▸ **What you have to do**:
Restate the records in full, keeping every word as it is.

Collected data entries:
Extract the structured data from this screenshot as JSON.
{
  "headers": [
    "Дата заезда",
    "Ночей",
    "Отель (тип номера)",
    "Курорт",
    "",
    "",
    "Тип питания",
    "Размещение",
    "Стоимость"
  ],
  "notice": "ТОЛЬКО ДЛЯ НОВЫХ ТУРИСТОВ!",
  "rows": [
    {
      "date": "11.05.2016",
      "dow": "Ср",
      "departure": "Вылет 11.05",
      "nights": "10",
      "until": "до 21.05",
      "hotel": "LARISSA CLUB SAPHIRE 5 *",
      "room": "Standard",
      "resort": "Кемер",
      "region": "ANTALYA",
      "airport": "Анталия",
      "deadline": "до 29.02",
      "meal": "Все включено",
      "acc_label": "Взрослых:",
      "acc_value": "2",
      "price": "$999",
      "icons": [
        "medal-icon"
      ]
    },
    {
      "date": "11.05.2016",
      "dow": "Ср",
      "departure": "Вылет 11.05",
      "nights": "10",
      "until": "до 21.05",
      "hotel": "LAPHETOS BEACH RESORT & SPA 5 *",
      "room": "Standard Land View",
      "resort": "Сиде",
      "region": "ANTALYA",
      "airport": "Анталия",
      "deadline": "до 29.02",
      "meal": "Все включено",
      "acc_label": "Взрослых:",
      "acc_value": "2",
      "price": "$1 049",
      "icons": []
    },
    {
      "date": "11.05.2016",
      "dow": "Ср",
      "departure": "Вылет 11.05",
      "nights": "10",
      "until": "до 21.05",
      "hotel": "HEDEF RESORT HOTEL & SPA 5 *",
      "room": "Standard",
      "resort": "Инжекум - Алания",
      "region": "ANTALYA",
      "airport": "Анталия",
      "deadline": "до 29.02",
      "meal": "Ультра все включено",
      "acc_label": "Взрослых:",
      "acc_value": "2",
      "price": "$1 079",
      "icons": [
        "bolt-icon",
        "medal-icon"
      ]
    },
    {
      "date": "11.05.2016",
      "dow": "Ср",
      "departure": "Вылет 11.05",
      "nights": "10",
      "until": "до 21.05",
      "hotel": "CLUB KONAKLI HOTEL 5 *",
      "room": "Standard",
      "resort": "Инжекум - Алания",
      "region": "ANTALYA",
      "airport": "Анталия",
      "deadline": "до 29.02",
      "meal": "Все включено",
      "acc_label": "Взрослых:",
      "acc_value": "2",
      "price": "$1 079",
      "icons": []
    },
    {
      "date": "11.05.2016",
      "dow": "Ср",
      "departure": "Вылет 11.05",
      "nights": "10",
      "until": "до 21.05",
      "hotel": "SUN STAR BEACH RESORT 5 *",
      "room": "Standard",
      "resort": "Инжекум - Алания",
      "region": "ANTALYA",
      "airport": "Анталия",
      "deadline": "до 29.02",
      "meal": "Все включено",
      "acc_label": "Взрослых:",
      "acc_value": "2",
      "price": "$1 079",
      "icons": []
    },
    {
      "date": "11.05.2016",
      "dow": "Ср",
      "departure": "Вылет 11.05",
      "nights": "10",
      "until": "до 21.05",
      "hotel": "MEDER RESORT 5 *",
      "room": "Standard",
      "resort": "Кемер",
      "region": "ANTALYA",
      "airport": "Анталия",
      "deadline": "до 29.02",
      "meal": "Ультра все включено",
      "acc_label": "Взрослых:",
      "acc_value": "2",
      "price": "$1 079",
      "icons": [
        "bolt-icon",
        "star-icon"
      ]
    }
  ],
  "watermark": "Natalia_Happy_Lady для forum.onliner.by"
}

▸ **Expected answer**:
Extract the structured data from this screenshot as JSON.
{
  "headers": [
    "Дата заезда",
    "Ночей",
    "Отель (тип номера)",
    "Курорт",
    "",
    "",
    "Тип питания",
    "Размещение",
    "Стоимость"
  ],
  "notice": "ТОЛЬКО ДЛЯ НОВЫХ ТУРИСТОВ!",
  "rows": [
    {
      "date": "11.05.2016",
      "dow": "Ср",
      "departure": "Вылет 11.05",
      "nights": "10",
      "until": "до 21.05",
      "hotel": "LARISSA CLUB SAPHIRE 5 *",
      "room": "Standard",
      "resort": "Кемер",
      "region": "ANTALYA",
      "airport": "Анталия",
      "deadline": "до 29.02",
      "meal": "Все включено",
      "acc_label": "Взрослых:",
      "acc_value": "2",
      "price": "$999",
      "icons": [
        "medal-icon"
      ]
    },
    {
      "date": "11.05.2016",
      "dow": "Ср",
      "departure": "Вылет 11.05",
      "nights": "10",
      "until": "до 21.05",
      "hotel": "LAPHETOS BEACH RESORT & SPA 5 *",
      "room": "Standard Land View",
      "resort": "Сиде",
      "region": "ANTALYA",
      "airport": "Анталия",
      "deadline": "до 29.02",
      "meal": "Все включено",
      "acc_label": "Взрослых:",
      "acc_value": "2",
      "price": "$1 049",
      "icons": []
    },
    {
      "date": "11.05.2016",
      "dow": "Ср",
      "departure": "Вылет 11.05",
      "nights": "10",
      "until": "до 21.05",
      "hotel": "HEDEF RESORT HOTEL & SPA 5 *",
      "room": "Standard",
      "resort": "Инжекум - Алания",
      "region": "ANTALYA",
      "airport": "Анталия",
      "deadline": "до 29.02",
      "meal": "Ультра все включено",
      "acc_label": "Взрослых:",
      "acc_value": "2",
      "price": "$1 079",
      "icons": [
        "bolt-icon",
        "medal-icon"
      ]
    },
    {
      "date": "11.05.2016",
      "dow": "Ср",
      "departure": "Вылет 11.05",
      "nights": "10",
      "until": "до 21.05",
      "hotel": "CLUB KONAKLI HOTEL 5 *",
      "room": "Standard",
      "resort": "Инжекум - Алания",
      "region": "ANTALYA",
      "airport": "Анталия",
      "deadline": "до 29.02",
      "meal": "Все включено",
      "acc_label": "Взрослых:",
      "acc_value": "2",
      "price": "$1 079",
      "icons": []
    },
    {
      "date": "11.05.2016",
      "dow": "Ср",
      "departure": "Вылет 11.05",
      "nights": "10",
      "until": "до 21.05",
      "hotel": "SUN STAR BEACH RESORT 5 *",
      "room": "Standard",
      "resort": "Инжекум - Алания",
      "region": "ANTALYA",
      "airport": "Анталия",
      "deadline": "до 29.02",
      "meal": "Все включено",
      "acc_label": "Взрослых:",
      "acc_value": "2",
      "price": "$1 079",
      "icons": []
    },
    {
      "date": "11.05.2016",
      "dow": "Ср",
      "departure": "Вылет 11.05",
      "nights": "10",
      "until": "до 21.05",
      "hotel": "MEDER RESORT 5 *",
      "room": "Standard",
      "resort": "Кемер",
      "region": "ANTALYA",
      "airport": "Анталия",
      "deadline": "до 29.02",
      "meal": "Ультра все включено",
      "acc_label": "Взрослых:",
      "acc_value": "2",
      "price": "$1 079",
      "icons": [
        "bolt-icon",
        "star-icon"
      ]
    }
  ],
  "watermark": "Natalia_Happy_Lady для forum.onliner.by"
}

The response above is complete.